Print out each entry below exactly; do not carry over any image.

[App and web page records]
════════

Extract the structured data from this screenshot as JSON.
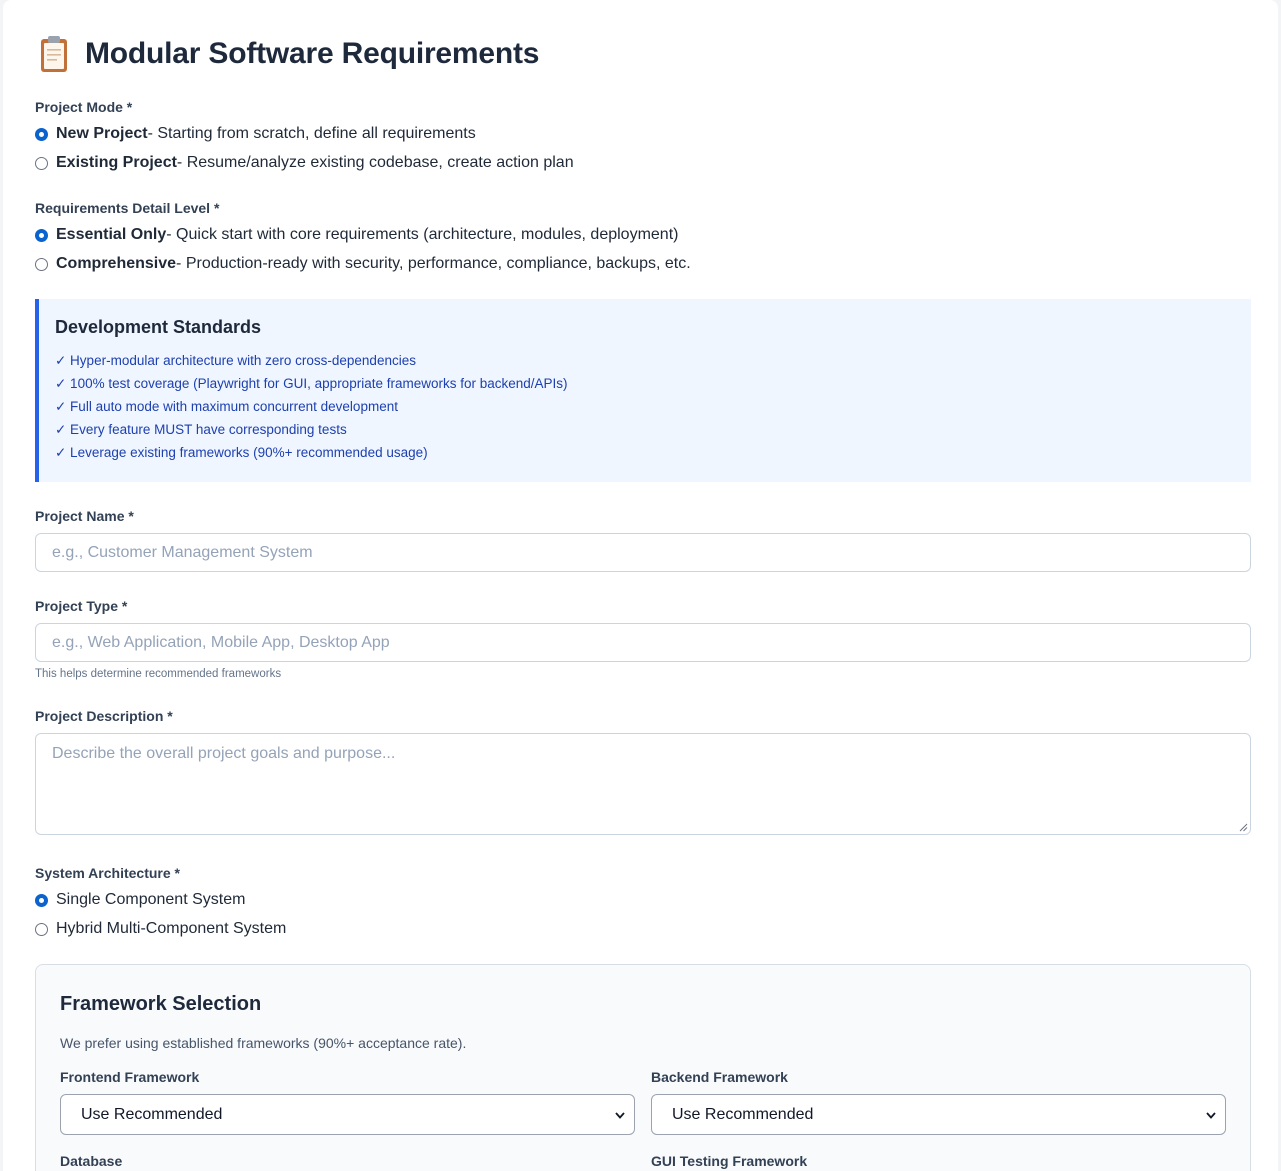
{
  "header": {
    "title": "Modular Software Requirements",
    "icon": "clipboard-icon"
  },
  "project_mode": {
    "label": "Project Mode *",
    "options": [
      {
        "title": "New Project",
        "desc": " - Starting from scratch, define all requirements",
        "selected": true
      },
      {
        "title": "Existing Project",
        "desc": " - Resume/analyze existing codebase, create action plan",
        "selected": false
      }
    ]
  },
  "detail_level": {
    "label": "Requirements Detail Level *",
    "options": [
      {
        "title": "Essential Only",
        "desc": " - Quick start with core requirements (architecture, modules, deployment)",
        "selected": true
      },
      {
        "title": "Comprehensive",
        "desc": " - Production-ready with security, performance, compliance, backups, etc.",
        "selected": false
      }
    ]
  },
  "standards": {
    "title": "Development Standards",
    "items": [
      "✓ Hyper-modular architecture with zero cross-dependencies",
      "✓ 100% test coverage (Playwright for GUI, appropriate frameworks for backend/APIs)",
      "✓ Full auto mode with maximum concurrent development",
      "✓ Every feature MUST have corresponding tests",
      "✓ Leverage existing frameworks (90%+ recommended usage)"
    ]
  },
  "project_name": {
    "label": "Project Name *",
    "placeholder": "e.g., Customer Management System",
    "value": ""
  },
  "project_type": {
    "label": "Project Type *",
    "placeholder": "e.g., Web Application, Mobile App, Desktop App",
    "hint": "This helps determine recommended frameworks",
    "value": ""
  },
  "project_description": {
    "label": "Project Description *",
    "placeholder": "Describe the overall project goals and purpose...",
    "value": ""
  },
  "architecture": {
    "label": "System Architecture *",
    "options": [
      {
        "title": "Single Component System",
        "selected": true
      },
      {
        "title": "Hybrid Multi-Component System",
        "selected": false
      }
    ]
  },
  "framework_selection": {
    "title": "Framework Selection",
    "description": "We prefer using established frameworks (90%+ acceptance rate).",
    "frontend": {
      "label": "Frontend Framework",
      "value": "Use Recommended"
    },
    "backend": {
      "label": "Backend Framework",
      "value": "Use Recommended"
    },
    "database": {
      "label": "Database"
    },
    "gui_testing": {
      "label": "GUI Testing Framework"
    }
  },
  "colors": {
    "accent": "#2563eb",
    "radio": "#0b63ce",
    "standards_bg": "#eff6ff",
    "standards_text": "#1e40af"
  }
}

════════

Answer space
Extract the structured data from this screenshot as JSON.
{
  "header": {
    "title": "Modular Software Requirements",
    "icon": "clipboard-icon"
  },
  "project_mode": {
    "label": "Project Mode *",
    "options": [
      {
        "title": "New Project",
        "desc": " - Starting from scratch, define all requirements",
        "selected": true
      },
      {
        "title": "Existing Project",
        "desc": " - Resume/analyze existing codebase, create action plan",
        "selected": false
      }
    ]
  },
  "detail_level": {
    "label": "Requirements Detail Level *",
    "options": [
      {
        "title": "Essential Only",
        "desc": " - Quick start with core requirements (architecture, modules, deployment)",
        "selected": true
      },
      {
        "title": "Comprehensive",
        "desc": " - Production-ready with security, performance, compliance, backups, etc.",
        "selected": false
      }
    ]
  },
  "standards": {
    "title": "Development Standards",
    "items": [
      "✓ Hyper-modular architecture with zero cross-dependencies",
      "✓ 100% test coverage (Playwright for GUI, appropriate frameworks for backend/APIs)",
      "✓ Full auto mode with maximum concurrent development",
      "✓ Every feature MUST have corresponding tests",
      "✓ Leverage existing frameworks (90%+ recommended usage)"
    ]
  },
  "project_name": {
    "label": "Project Name *",
    "placeholder": "e.g., Customer Management System",
    "value": ""
  },
  "project_type": {
    "label": "Project Type *",
    "placeholder": "e.g., Web Application, Mobile App, Desktop App",
    "hint": "This helps determine recommended frameworks",
    "value": ""
  },
  "project_description": {
    "label": "Project Description *",
    "placeholder": "Describe the overall project goals and purpose...",
    "value": ""
  },
  "architecture": {
    "label": "System Architecture *",
    "options": [
      {
        "title": "Single Component System",
        "selected": true
      },
      {
        "title": "Hybrid Multi-Component System",
        "selected": false
      }
    ]
  },
  "framework_selection": {
    "title": "Framework Selection",
    "description": "We prefer using established frameworks (90%+ acceptance rate).",
    "frontend": {
      "label": "Frontend Framework",
      "value": "Use Recommended"
    },
    "backend": {
      "label": "Backend Framework",
      "value": "Use Recommended"
    },
    "database": {
      "label": "Database"
    },
    "gui_testing": {
      "label": "GUI Testing Framework"
    }
  },
  "colors": {
    "accent": "#2563eb",
    "radio": "#0b63ce",
    "standards_bg": "#eff6ff",
    "standards_text": "#1e40af"
  }
}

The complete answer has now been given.